Review: This year’s Magnificent Seven, by nature, is an oddball – a remake of John Sturges’ preserved Wild West classic, which was a result of remaking Akira Kurosawa’s essential Seven Samurai. A simple classic story, which Antoine Fuqua remakes with True Detective creator Nic Pizzolatto and Richard Wenk, might only differ a little from whichever source materials it follows; but, in an era of forgettable blockbusters, this one might fade in one or two years, contrasted to the everlasting originals.
While it is still the same story where 7 unsung heroes – in this term, gunslingers – assemble; the new Magnificent Seven attempts to Americanize the source of conflicts. Wiping off the classic bandit nature of the villains and substituting it with a greedy, heartless capitalist in face of Bartholomew Bogue (Peter Sarsgaard) is how. In addition, it makes use of a little more motivation to make it more Western (in favor of Quentin Tarantino): revenge.
There is a prologue where a strong-hearted female protagonist (an effective addition to the storytelling) is introduced. She is Emma Cullen (Haley Bennett, Hardcore Henry and the upcoming The Girl on the Train), whose husband, along with some other villagers, is murdered in favor of Bogue’s ambition.
Angered and desperate, she asks a bounty hunter, Sam Chisolm (Denzel Washington) to aid her and the rest of the villagers to get rid of Bogue and his men. While reluctant at the beginning, Sam accepts the offer and starts assembling a team consisting of gambler/trickster Josh Faraday (Chris Pratt), sharpshooter Goodnight Robicheaux (Ethan Hawke) and partner Billy Rocks (Lee Byung-hun), a tracker Jack Horne (Vincent D’Onofrio), a Mexican fugitive Vazquez (Manuel Garcia-Rulfo), and a Comanche Indian Red Harvest (Martin Sensmeier). A mission for money turns into something else when the magnificent seven gets to the village and sees what they’re fighting for.
First and most important thing to highlight about this new Magnificent Seven is the titular heroes. With striking diversity in terms of ethnicity, background and style of fighting, the band of heroes has never been this colorful. Also, a female supporting character to the seven is also a great addition. As much as they’re all fascinating in looks, those characters are all likable, although Pizzolatto and Wenk give less depth than they deserve.

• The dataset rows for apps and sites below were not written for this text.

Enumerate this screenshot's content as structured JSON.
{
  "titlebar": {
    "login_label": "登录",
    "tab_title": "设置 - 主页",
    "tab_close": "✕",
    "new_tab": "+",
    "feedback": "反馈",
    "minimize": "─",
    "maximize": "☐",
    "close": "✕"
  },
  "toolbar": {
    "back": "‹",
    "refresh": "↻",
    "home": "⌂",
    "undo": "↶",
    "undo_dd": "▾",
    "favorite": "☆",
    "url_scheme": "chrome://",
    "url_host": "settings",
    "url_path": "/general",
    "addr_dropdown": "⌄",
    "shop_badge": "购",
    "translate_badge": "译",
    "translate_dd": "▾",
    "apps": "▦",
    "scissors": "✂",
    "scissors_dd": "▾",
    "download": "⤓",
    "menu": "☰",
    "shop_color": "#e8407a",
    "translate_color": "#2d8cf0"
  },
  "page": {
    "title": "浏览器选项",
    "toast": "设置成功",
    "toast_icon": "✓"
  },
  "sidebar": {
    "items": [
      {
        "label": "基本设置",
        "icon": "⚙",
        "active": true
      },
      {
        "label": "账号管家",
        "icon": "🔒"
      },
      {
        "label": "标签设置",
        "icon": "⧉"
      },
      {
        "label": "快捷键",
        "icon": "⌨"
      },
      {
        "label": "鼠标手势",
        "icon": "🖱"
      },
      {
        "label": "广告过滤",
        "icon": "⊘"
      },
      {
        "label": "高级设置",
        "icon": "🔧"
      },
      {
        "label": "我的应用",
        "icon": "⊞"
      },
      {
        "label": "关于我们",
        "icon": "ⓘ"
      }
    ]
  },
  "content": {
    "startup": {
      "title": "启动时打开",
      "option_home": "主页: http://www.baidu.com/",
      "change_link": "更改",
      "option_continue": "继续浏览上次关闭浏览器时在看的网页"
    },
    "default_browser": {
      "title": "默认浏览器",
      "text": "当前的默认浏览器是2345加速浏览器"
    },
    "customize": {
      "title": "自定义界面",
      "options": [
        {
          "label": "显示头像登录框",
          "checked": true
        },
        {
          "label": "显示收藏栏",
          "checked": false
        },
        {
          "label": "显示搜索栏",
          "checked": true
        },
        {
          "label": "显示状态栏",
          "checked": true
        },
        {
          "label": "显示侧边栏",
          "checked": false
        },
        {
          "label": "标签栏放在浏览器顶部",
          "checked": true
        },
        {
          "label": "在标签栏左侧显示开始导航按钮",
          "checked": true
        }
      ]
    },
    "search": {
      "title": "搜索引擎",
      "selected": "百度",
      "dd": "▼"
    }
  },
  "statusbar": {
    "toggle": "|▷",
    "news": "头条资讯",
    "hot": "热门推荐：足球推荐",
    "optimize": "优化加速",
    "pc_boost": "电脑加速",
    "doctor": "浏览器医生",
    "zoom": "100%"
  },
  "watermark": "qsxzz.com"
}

In some parts, Antoine Fuqua’s over-stylized and over-explosive action directions are captivating to some extent. He’s making it as if this remake is a fun joyride into Wild West with dynamic action sequences and part-time comedy. But, that’s where all the fun ends.
While the source materials are grand productions, this remake chooses to tone down the grandiosity and, instead, make the whole setup a lite one – a corny summer blockbuster for the sake of entertainment only. Accordingly, The Magnificent Seven cuts down most interaction between the seven and the villagers which leads to the originals’ strongest emotional bond. In return, this remake only poses some Police Academy-esque interaction with some occasional flirts and group-interaction.
The new setup, which was written neatly, might be deviating from the source materials; however, it falls short as it goes. Pacing problem and hasty execution make 130 minutes of The Magnificent Seven feels too short; moreover with that kind of conclusion, which could not live up the expectation.
Final verdict, The Magnificent Seven might have all the advantages of likable cast and characters as well as dynamic action sequences – in which Antoine Fuqua excels -, however, its decision to appear lite as a popcorn entertainment makes it fall short in comparison with grandiosity the original Magnificent Seven and the Japanese epic it remade, Seven Samurai, been knowing for.
The Magnificent Seven (2016)
Action, Western Directed by: Antoine Fuqua Written by: Richard Wenk, Nic Pizzolatto Starred by: Denzel Washington, Chris Pratt, Ethan Hawke, Peter Sarsgaard, Vincent D’Onofrio, Lee Byung-hun, Haley Bennett Runtime: 132 mins Rated PG-13
This review is sponsored by Book My Show Indonesia.